START Data extracts
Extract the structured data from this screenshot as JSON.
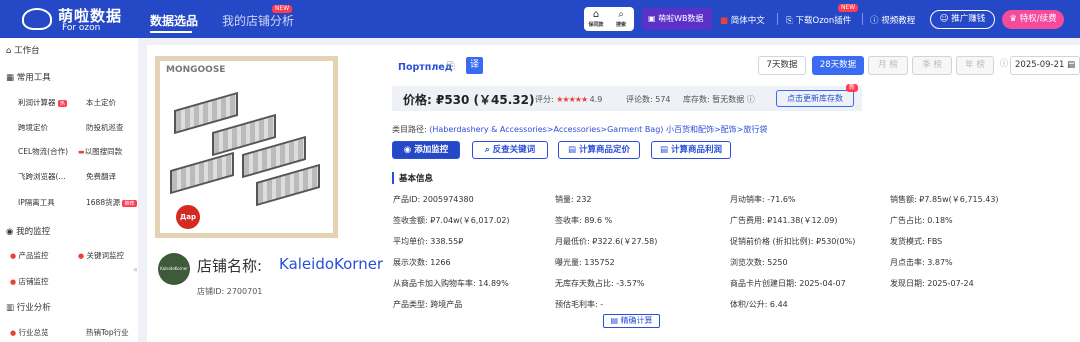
{
  "header": {
    "logo_cn": "萌啦数据",
    "logo_en": "For ozon",
    "nav_product": "数据选品",
    "nav_shop": "我的店铺分析",
    "new_badge": "NEW",
    "photo_search": "保同款",
    "search": "搜索",
    "wb_data": "萌啦WB数据",
    "lang": "简体中文",
    "download_plugin": "下载Ozon插件",
    "video_tutorial": "视频教程",
    "promo": "推广赚钱",
    "vip": "特权/续费"
  },
  "sidebar": {
    "workbench": "工作台",
    "common_tools": "常用工具",
    "tools": [
      {
        "label": "利润计算器",
        "tag": "热"
      },
      {
        "label": "本土定价",
        "tag": ""
      },
      {
        "label": "跨境定价",
        "tag": ""
      },
      {
        "label": "防投机巡查",
        "tag": ""
      },
      {
        "label": "CEL物流(合作)",
        "tag": ""
      },
      {
        "label": "以图搜同款",
        "tag": ""
      },
      {
        "label": "飞跨浏览器(...",
        "tag": ""
      },
      {
        "label": "免费翻译",
        "tag": ""
      },
      {
        "label": "IP隔离工具",
        "tag": ""
      },
      {
        "label": "1688货源",
        "tag": "推荐"
      }
    ],
    "my_monitor": "我的监控",
    "monitor_items": [
      "产品监控",
      "关键词监控",
      "店铺监控"
    ],
    "industry": "行业分析",
    "industry_items": [
      "行业总览",
      "热销Top行业"
    ]
  },
  "product": {
    "image_brand": "MONGOOSE",
    "sticker": "Дар",
    "title": "Портплед",
    "translate": "译",
    "shop_label": "店铺名称:",
    "shop_name": "KaleidoKorner",
    "avatar_text": "KaleidoKorner",
    "shop_id": "店铺ID: 2700701",
    "price": "价格: ₽530 (￥45.32)",
    "rating_label": "评分:",
    "rating_stars": "★★★★★",
    "rating_value": "4.9",
    "reviews": "评论数: 574",
    "stock": "库存数: 暂无数据 ⓘ",
    "update_stock": "点击更新库存数",
    "update_badge": "新",
    "category_prefix": "类目路径:",
    "category": "(Haberdashery & Accessories>Accessories>Garment Bag) 小百货和配饰>配饰>旅行袋"
  },
  "date_controls": {
    "d7": "7天数据",
    "d28": "28天数据",
    "month": "月 榜",
    "quarter": "季 榜",
    "year": "年 榜",
    "date": "2025-09-21"
  },
  "actions": {
    "monitor": "添加监控",
    "keywords": "反查关键词",
    "pricing": "计算商品定价",
    "profit": "计算商品利润"
  },
  "basic_info": {
    "title": "基本信息",
    "rows": [
      [
        "产品ID: 2005974380",
        "销量: 232",
        "月动销率: -71.6%",
        "销售额: ₽7.85w(￥6,715.43)"
      ],
      [
        "签收金额: ₽7.04w(￥6,017.02)",
        "签收率: 89.6 %",
        "广告费用: ₽141.38(￥12.09)",
        "广告占比: 0.18%"
      ],
      [
        "平均单价: 338.55₽",
        "月最低价: ₽322.6(￥27.58)",
        "促销前价格 (折扣比例): ₽530(0%)",
        "发货模式: FBS"
      ],
      [
        "展示次数: 1266",
        "曝光量: 135752",
        "浏览次数: 5250",
        "月点击率: 3.87%"
      ],
      [
        "从商品卡加入购物车率: 14.89%",
        "无库存天数占比: -3.57%",
        "商品卡片创建日期: 2025-04-07",
        "发现日期: 2025-07-24"
      ],
      [
        "产品类型: 跨境产品",
        "预估毛利率: -",
        "体积/公升: 6.44",
        ""
      ]
    ],
    "calc_button": "精确计算"
  }
}
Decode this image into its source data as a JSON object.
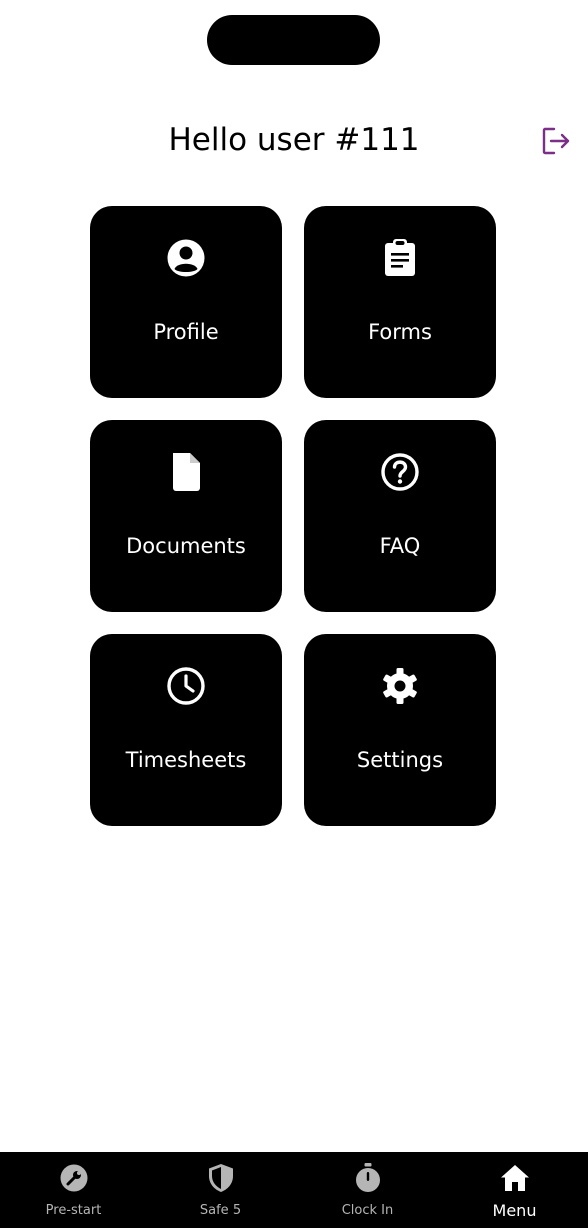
{
  "header": {
    "title": "Hello user #111",
    "logout_icon": "logout-icon",
    "logout_color": "#7b2f86"
  },
  "menu": {
    "tiles": [
      {
        "label": "Profile",
        "icon": "account-circle-icon"
      },
      {
        "label": "Forms",
        "icon": "clipboard-icon"
      },
      {
        "label": "Documents",
        "icon": "document-icon"
      },
      {
        "label": "FAQ",
        "icon": "help-circle-icon"
      },
      {
        "label": "Timesheets",
        "icon": "clock-icon"
      },
      {
        "label": "Settings",
        "icon": "gear-icon"
      }
    ]
  },
  "bottom_nav": {
    "items": [
      {
        "label": "Pre-start",
        "icon": "wrench-icon"
      },
      {
        "label": "Safe 5",
        "icon": "shield-icon"
      },
      {
        "label": "Clock In",
        "icon": "stopwatch-icon"
      },
      {
        "label": "Menu",
        "icon": "home-icon",
        "active": true
      }
    ]
  },
  "colors": {
    "background": "#ffffff",
    "tile": "#000000",
    "nav_bar": "#000000",
    "nav_inactive": "#b5b5b5",
    "nav_active": "#ffffff"
  }
}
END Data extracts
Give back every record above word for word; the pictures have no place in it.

Extract the structured data from this screenshot as JSON.
{
  "header": {
    "logo_cn": "萌啦数据",
    "logo_en": "For ozon",
    "nav_product": "数据选品",
    "nav_shop": "我的店铺分析",
    "new_badge": "NEW",
    "photo_search": "保同款",
    "search": "搜索",
    "wb_data": "萌啦WB数据",
    "lang": "简体中文",
    "download_plugin": "下载Ozon插件",
    "video_tutorial": "视频教程",
    "promo": "推广赚钱",
    "vip": "特权/续费"
  },
  "sidebar": {
    "workbench": "工作台",
    "common_tools": "常用工具",
    "tools": [
      {
        "label": "利润计算器",
        "tag": "热"
      },
      {
        "label": "本土定价",
        "tag": ""
      },
      {
        "label": "跨境定价",
        "tag": ""
      },
      {
        "label": "防投机巡查",
        "tag": ""
      },
      {
        "label": "CEL物流(合作)",
        "tag": ""
      },
      {
        "label": "以图搜同款",
        "tag": ""
      },
      {
        "label": "飞跨浏览器(...",
        "tag": ""
      },
      {
        "label": "免费翻译",
        "tag": ""
      },
      {
        "label": "IP隔离工具",
        "tag": ""
      },
      {
        "label": "1688货源",
        "tag": "推荐"
      }
    ],
    "my_monitor": "我的监控",
    "monitor_items": [
      "产品监控",
      "关键词监控",
      "店铺监控"
    ],
    "industry": "行业分析",
    "industry_items": [
      "行业总览",
      "热销Top行业"
    ]
  },
  "product": {
    "image_brand": "MONGOOSE",
    "sticker": "Дар",
    "title": "Портплед",
    "translate": "译",
    "shop_label": "店铺名称:",
    "shop_name": "KaleidoKorner",
    "avatar_text": "KaleidoKorner",
    "shop_id": "店铺ID: 2700701",
    "price": "价格: ₽530 (￥45.32)",
    "rating_label": "评分:",
    "rating_stars": "★★★★★",
    "rating_value": "4.9",
    "reviews": "评论数: 574",
    "stock": "库存数: 暂无数据 ⓘ",
    "update_stock": "点击更新库存数",
    "update_badge": "新",
    "category_prefix": "类目路径:",
    "category": "(Haberdashery & Accessories>Accessories>Garment Bag) 小百货和配饰>配饰>旅行袋"
  },
  "date_controls": {
    "d7": "7天数据",
    "d28": "28天数据",
    "month": "月 榜",
    "quarter": "季 榜",
    "year": "年 榜",
    "date": "2025-09-21"
  },
  "actions": {
    "monitor": "添加监控",
    "keywords": "反查关键词",
    "pricing": "计算商品定价",
    "profit": "计算商品利润"
  },
  "basic_info": {
    "title": "基本信息",
    "rows": [
      [
        "产品ID: 2005974380",
        "销量: 232",
        "月动销率: -71.6%",
        "销售额: ₽7.85w(￥6,715.43)"
      ],
      [
        "签收金额: ₽7.04w(￥6,017.02)",
        "签收率: 89.6 %",
        "广告费用: ₽141.38(￥12.09)",
        "广告占比: 0.18%"
      ],
      [
        "平均单价: 338.55₽",
        "月最低价: ₽322.6(￥27.58)",
        "促销前价格 (折扣比例): ₽530(0%)",
        "发货模式: FBS"
      ],
      [
        "展示次数: 1266",
        "曝光量: 135752",
        "浏览次数: 5250",
        "月点击率: 3.87%"
      ],
      [
        "从商品卡加入购物车率: 14.89%",
        "无库存天数占比: -3.57%",
        "商品卡片创建日期: 2025-04-07",
        "发现日期: 2025-07-24"
      ],
      [
        "产品类型: 跨境产品",
        "预估毛利率: -",
        "体积/公升: 6.44",
        ""
      ]
    ],
    "calc_button": "精确计算"
  }
}
Decode this image into its source data as a JSON object.
{
  "header": {
    "title": "Hello user #111",
    "logout_icon": "logout-icon",
    "logout_color": "#7b2f86"
  },
  "menu": {
    "tiles": [
      {
        "label": "Profile",
        "icon": "account-circle-icon"
      },
      {
        "label": "Forms",
        "icon": "clipboard-icon"
      },
      {
        "label": "Documents",
        "icon": "document-icon"
      },
      {
        "label": "FAQ",
        "icon": "help-circle-icon"
      },
      {
        "label": "Timesheets",
        "icon": "clock-icon"
      },
      {
        "label": "Settings",
        "icon": "gear-icon"
      }
    ]
  },
  "bottom_nav": {
    "items": [
      {
        "label": "Pre-start",
        "icon": "wrench-icon"
      },
      {
        "label": "Safe 5",
        "icon": "shield-icon"
      },
      {
        "label": "Clock In",
        "icon": "stopwatch-icon"
      },
      {
        "label": "Menu",
        "icon": "home-icon",
        "active": true
      }
    ]
  },
  "colors": {
    "background": "#ffffff",
    "tile": "#000000",
    "nav_bar": "#000000",
    "nav_inactive": "#b5b5b5",
    "nav_active": "#ffffff"
  }
}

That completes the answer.